Set an Intention to Reflect on the Past Year and Allow Yourself to Grow and Move On.

Guest Blogger Craig Dobson, Team Lead Beyond the Classroom

Reflection is a healthy, appropriate activity for you and your family to complete regularly. This might be something you do on a daily, weekly, or monthly basis. You may also find that you are too busy to even make dinner between work, school, and activities, let alone time to reflect on your day. But intentional, mindful reflection is so important and can have a big positive impact on your life.  

When we reflect, it helps our brain connect our memories to our emotions and provides valuable perspective on our experiences. Regular reflection helps us to understand why a situation happened the way that it did and what we can learn from it. This is all part of the learning experience. If you set an intention to allow your mind time for reflection you are more likely to have less stress, reduce resentment over past situations, and increase positive emotions. 

Thinking about life since the pandemic began until today, here are some powerful questions to ask yourself.

  • How often are you reflecting on your life?
    • Do you have a conversation with your children about self-reflection? Do you have conversations about COVID-19 with your children? Are you both sick of hearing about it?
    • What are your children sharing about how they feel? 
    • If your children are younger, do they remember before March 2020, aka “the before times”? Do you?
    • What strengths have they been using to cope?  What strengths has your family relied on this year?
  • As a parent, what is something you learned about yourself as a parent? 
  • What is something you are proud of from this past year?

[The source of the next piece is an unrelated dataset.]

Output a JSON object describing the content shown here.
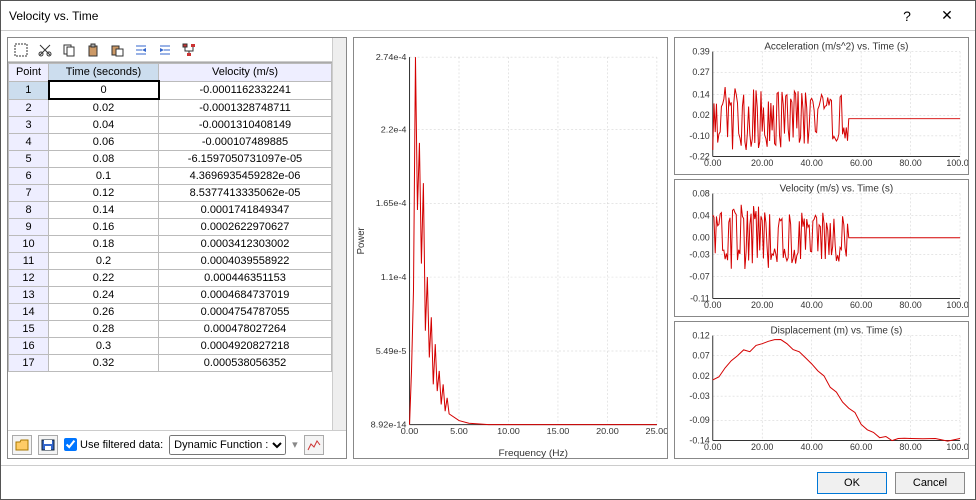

Set aside some time to reflect on these questions. Use a journal or a notes app on your phone to jot them down. This allows you to be intentional about your reflections. Someday you also may want to go back and read some of your reflections 10, 20, 30, or 50 years from now and remember “What was it like to live through and experience Covid-19 in 2020-21.” Of course, you might not want to, as well. In fact, you may want to throw these reflections and the whole year right in the trash. The power of reflection time is allowing your mind space to sort, embrace, and deal with your emotions.

The past year has brought sadness, pain, anger and regret to many. If you are feeling this way, do this activity slowly, give yourself grace, and permission to step away from your reflection, and return when you are mentally ready. 

“Self-reflection is scary but necessary for growth.”